BOWLING GREEN, Ky. — As parents nationwide scramble to find baby formula to feed their children, one Kentucky woman is building an online network to find formula.

What You Need To Know

  • Facebook helping local moms during formula shortage

  • According to Datasembly, around 40% of the top-selling baby formula products were out of stock at the end of April

  • Amanda Poteet-Woolen launched a formula donation program called “Every Scoop Counts”

  • The initiative has launched several bins across the state, including Richmond, Berea, Glasgow and Lexington

Some parents are searching for hours to get their hands on formula they need to feed their babies.

Now, Amanda Poteet-Woolen, a birth professional, is connecting parents and families to what they need.

“I know hungry babies. I want to help people,” Woolen said. “I know that sound of a hungry baby and I can’t just sit around and know that formula is out there and not try to source it for people.”

According to Datasembly, around 40% of the top-selling baby formula products were out of stock at the end of April.

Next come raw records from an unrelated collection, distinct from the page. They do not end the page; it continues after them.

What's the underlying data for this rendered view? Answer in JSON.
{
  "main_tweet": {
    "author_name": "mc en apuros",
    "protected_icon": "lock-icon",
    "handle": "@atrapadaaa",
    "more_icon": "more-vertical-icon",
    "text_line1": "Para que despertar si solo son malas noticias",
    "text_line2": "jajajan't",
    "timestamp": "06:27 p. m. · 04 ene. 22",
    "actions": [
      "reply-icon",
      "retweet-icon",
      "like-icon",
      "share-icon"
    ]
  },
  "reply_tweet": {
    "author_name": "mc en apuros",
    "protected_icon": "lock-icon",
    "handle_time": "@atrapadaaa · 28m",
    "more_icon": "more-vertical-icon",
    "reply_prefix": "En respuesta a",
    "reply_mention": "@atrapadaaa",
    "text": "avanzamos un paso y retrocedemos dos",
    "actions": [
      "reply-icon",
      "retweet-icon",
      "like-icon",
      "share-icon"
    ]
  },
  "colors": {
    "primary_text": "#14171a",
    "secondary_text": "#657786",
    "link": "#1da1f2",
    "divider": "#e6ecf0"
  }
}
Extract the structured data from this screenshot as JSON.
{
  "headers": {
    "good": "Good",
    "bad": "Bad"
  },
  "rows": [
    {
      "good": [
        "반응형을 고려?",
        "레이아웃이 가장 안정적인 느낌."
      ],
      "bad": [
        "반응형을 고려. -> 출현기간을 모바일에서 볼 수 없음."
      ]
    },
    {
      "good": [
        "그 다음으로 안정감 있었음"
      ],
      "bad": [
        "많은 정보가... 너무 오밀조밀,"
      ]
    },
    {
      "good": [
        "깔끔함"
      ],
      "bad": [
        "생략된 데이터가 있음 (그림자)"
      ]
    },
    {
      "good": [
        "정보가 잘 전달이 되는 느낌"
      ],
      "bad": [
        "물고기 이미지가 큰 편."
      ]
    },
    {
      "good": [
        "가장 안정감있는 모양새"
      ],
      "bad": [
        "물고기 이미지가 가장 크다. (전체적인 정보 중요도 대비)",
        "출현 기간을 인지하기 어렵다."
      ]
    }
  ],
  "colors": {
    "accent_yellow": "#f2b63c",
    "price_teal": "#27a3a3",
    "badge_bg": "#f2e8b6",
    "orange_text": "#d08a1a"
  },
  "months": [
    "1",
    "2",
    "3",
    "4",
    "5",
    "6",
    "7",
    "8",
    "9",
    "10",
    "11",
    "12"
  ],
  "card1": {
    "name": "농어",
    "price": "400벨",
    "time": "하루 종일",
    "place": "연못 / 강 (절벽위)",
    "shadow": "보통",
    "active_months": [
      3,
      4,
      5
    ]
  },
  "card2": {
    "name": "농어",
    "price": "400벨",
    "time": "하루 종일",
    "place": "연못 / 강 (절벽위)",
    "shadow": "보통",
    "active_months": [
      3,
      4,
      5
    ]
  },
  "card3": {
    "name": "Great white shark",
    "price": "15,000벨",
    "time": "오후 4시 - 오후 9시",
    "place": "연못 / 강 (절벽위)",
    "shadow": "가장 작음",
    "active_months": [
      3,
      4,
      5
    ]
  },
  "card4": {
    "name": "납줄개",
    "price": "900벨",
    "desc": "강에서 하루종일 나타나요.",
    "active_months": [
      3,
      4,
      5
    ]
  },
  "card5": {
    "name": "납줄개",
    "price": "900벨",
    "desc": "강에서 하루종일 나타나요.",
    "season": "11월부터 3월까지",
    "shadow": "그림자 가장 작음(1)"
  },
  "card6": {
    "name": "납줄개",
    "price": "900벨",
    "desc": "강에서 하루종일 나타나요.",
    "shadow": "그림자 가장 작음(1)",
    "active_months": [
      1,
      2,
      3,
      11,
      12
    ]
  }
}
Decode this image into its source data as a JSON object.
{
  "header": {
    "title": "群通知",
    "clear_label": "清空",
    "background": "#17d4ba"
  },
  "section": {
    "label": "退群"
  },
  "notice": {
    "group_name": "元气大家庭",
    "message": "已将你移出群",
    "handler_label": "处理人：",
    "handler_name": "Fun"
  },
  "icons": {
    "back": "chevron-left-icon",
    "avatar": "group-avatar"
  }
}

Although Abbott announced plans to restart production at its plant in the United States, Woolen fears the shortage is still weeks from being resolved.

“The very first thought in your mind is, ‘I have to care for my baby’ and the basics needs of care for a baby are going to be feeding them,” explains Woolen.

To address the shortage, the mother of three took matters into her own hands. Her “Every Scoop Counts” program has been receiving overwhelming support.

A recent donation of baby formula to restock the depleted supply was a welcomed surprise.

“This feels like Christmas. It feels like waking up Christmas morning and seeing the gift you’ve begged for all year,” Woolen said.

As a parent and lactation professional, she said she can’t stand by and watch a child go without nutrition.

That’s why she’s doing her best to connect moms who have extra formula.

“This formula is just sitting in the cabinets. In four or five months we’re not going to have any formula crisis. So, right now that formula needs to be out of those cabinets and into babies,” said Woolen.

For some moms, breastfeeding just isn’t an option.

“Some people have medical issues that keep them from producing milk, some people have babies who aren’t able to take their milk, some people just don’t want to,” Woolen added.

The national baby formula shortage drove Azalia Linares to connect with Woolen to feed her two-month-old baby.

“I actually saw a post on Facebook that they had some at the Walton Avenue Walmart, and I went at 7 a.m. and there was none. Like I haven’t been able to get any formula at all,” Linares said. 

As she and others keep hunting for baby formula they’re depending on, she’s thankful for moms like Woolen.

“I came running cause this was my opportunity like for my baby,” explains the 27-year-old.

Woolen says this effort shows how the connection of motherhood is bringing moms together for the greater good.

“It’s requiring a lot of attention, but I think of it as a labor of love. Like this is something that I’m called to do,” she said. “This is kind of part of my profession, serving the community.”

In the meantime, moms are hoping to feel relief sooner than later.

The “Every Scoop Counts” formula collection initiative has launched several bins across the state, including locations in Richmond, Berea, Glasgow and Lexington.

Baby formula collection bins can be found in the following places:

Bowling Green:

  • Panchamama

  • Bella Salon and Spa


  • Richmond Smile Center

  • New Beginnings Pediatric Therapy

  • Lafontaine Early Learning Center

  • Dentistry for Kids

  • Unbridled Spirit Chiropractic and Wellness

  • Marshall Pediatric Therapy


  • Home Sweet Home Midwifery

  • The Motherwell


  • Mary Wood Weldon Memorial Library


  • Richmond Smile Design